Refined Sugars vs. Unrefined Sugars: What’s the Difference?
Refined Sugars vs. Unrefined Sugars: What’s the Difference?

Sugar is the bad guy we just can’t resist! But everyone knows we eat far too much of the stuff, which is why “healthier” sugar options sound so sweet.

Refined Sugars
Refined sugar is basic, white table sugar and includes powdered sugar, brown sugar and high-fructose corn syrup. The source of refined sugar is sugar beets or sugar cane plants refined to remove the surrounding plant parts and impurities.

Unrefined Sugars
Unrefined sugar doesn’t remove all that stuff, meaning you will get some minerals here and there. But you’d have to eat bowls of sugar to get enough nutrients to measure; not a good trade-off.

Unrefined sugars include pure maple syrup, coconut sugar and agave nectar. Although all different names, they affect our bodies in the same way. Sorry, honey is no exception!

Chemically, unrefined and refined sugars may have slightly different compositions, but ultimately, they are all broken down into sucrose and fructose and hit the bloodstream similarly.

Total vs. Added Sugars
Fruits and dairy products have naturally occurring sugars in them but they also contain minerals, vitamins, fiber and good nutrients we need.

The problem is added sugars and their empty calories. They are expected in junk food treats like cakes and cookies, but they’re also found in canned goods, breads, and even foods we don’t think of as sweet at all.

By the end of 2021, all food labels should contain information showing the total sugars in food, as well as the added sugars. The total number includes both naturally occurring sugars and those that the manufacturing process put in.

The 2020-2025 Dietary Guidelines recommend limiting added sugars to less than 10% of our calories per day, unchanged from the 2015-2020 guidelines. However, the Dietary Guidelines Advisory Committee (DGA) wanted that number lowered to 6% or less.

For comparison, the American Heart Association recommends women limit added sugars to 6 teaspoons (100 calories) and for men, 9 teaspoons (150 calories). The DGA’s 10% guideline equals about 12 teaspoons of sugar or 192 calories.
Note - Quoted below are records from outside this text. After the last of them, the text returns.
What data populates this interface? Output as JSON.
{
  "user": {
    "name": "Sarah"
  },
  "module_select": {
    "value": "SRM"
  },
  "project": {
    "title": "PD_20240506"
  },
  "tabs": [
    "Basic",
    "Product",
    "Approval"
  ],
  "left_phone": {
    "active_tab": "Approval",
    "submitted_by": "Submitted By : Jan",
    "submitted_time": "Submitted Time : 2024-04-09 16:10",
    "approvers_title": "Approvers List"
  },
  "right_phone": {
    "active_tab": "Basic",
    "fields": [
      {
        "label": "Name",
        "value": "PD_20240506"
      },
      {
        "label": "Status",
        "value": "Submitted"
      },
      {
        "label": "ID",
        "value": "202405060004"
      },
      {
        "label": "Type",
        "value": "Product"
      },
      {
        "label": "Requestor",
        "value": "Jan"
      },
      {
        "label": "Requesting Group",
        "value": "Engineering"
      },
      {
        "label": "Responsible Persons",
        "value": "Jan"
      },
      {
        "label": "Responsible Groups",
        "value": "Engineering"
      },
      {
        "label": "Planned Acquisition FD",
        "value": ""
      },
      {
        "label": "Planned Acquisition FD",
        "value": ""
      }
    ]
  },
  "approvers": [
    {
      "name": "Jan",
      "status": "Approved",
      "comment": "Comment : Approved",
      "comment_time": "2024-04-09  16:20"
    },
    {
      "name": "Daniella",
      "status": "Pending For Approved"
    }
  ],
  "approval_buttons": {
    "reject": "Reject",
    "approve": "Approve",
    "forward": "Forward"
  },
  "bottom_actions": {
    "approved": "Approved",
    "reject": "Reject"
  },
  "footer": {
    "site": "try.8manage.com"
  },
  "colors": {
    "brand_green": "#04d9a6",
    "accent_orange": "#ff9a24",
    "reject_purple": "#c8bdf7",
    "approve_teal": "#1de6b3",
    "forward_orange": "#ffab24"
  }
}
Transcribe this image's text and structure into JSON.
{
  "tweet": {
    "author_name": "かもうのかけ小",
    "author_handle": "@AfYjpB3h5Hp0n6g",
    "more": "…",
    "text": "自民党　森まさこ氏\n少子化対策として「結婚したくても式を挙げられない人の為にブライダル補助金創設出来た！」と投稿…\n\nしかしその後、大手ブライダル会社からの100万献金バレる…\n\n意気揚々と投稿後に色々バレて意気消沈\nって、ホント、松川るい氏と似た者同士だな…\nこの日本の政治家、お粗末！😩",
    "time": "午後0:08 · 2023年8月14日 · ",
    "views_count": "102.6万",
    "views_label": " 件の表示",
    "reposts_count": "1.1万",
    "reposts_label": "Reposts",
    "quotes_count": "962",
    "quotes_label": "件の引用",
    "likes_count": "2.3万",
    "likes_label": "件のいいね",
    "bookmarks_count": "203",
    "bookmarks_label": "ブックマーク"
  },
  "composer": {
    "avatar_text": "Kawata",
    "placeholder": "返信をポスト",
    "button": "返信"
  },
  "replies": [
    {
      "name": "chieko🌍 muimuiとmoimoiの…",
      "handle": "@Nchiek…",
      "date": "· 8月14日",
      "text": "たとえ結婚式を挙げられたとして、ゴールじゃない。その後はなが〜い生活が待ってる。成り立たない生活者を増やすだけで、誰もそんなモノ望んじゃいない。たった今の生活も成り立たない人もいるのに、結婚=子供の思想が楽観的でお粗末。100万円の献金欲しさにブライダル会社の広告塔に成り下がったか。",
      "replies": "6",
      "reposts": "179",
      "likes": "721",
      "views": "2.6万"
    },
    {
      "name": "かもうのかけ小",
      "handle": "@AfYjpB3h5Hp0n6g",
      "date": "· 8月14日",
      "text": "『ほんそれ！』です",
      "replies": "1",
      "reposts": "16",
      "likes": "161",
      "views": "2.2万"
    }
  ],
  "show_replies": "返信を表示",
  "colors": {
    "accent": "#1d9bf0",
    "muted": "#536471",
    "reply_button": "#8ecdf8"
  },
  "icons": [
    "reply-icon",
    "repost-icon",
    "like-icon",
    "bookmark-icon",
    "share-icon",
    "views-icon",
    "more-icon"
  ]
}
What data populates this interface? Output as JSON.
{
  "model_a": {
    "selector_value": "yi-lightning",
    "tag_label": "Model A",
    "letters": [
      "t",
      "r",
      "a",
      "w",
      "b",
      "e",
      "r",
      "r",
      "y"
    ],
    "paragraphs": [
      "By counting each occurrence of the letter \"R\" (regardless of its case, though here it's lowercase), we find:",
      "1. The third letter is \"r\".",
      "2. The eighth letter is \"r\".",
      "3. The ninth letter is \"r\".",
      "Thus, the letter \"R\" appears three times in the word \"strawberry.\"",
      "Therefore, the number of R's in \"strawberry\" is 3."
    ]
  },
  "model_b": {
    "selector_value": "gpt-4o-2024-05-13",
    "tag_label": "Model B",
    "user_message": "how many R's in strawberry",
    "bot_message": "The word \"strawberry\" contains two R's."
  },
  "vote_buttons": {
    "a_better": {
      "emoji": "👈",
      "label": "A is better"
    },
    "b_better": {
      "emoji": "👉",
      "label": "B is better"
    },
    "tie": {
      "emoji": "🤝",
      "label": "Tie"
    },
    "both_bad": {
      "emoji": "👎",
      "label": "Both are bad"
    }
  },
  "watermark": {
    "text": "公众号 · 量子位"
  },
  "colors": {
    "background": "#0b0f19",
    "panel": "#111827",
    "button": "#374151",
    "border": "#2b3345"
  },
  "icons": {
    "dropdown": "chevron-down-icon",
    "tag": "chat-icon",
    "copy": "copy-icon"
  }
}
What to Do
The best approach is to stick within the guidelines and fill your plate with fruits and veggies, whole grains and lean proteins, plus drink plenty of water. If you focus on filling up with mostly unprocessed foods, you’ll be heading toward a healthy and truly sweet life!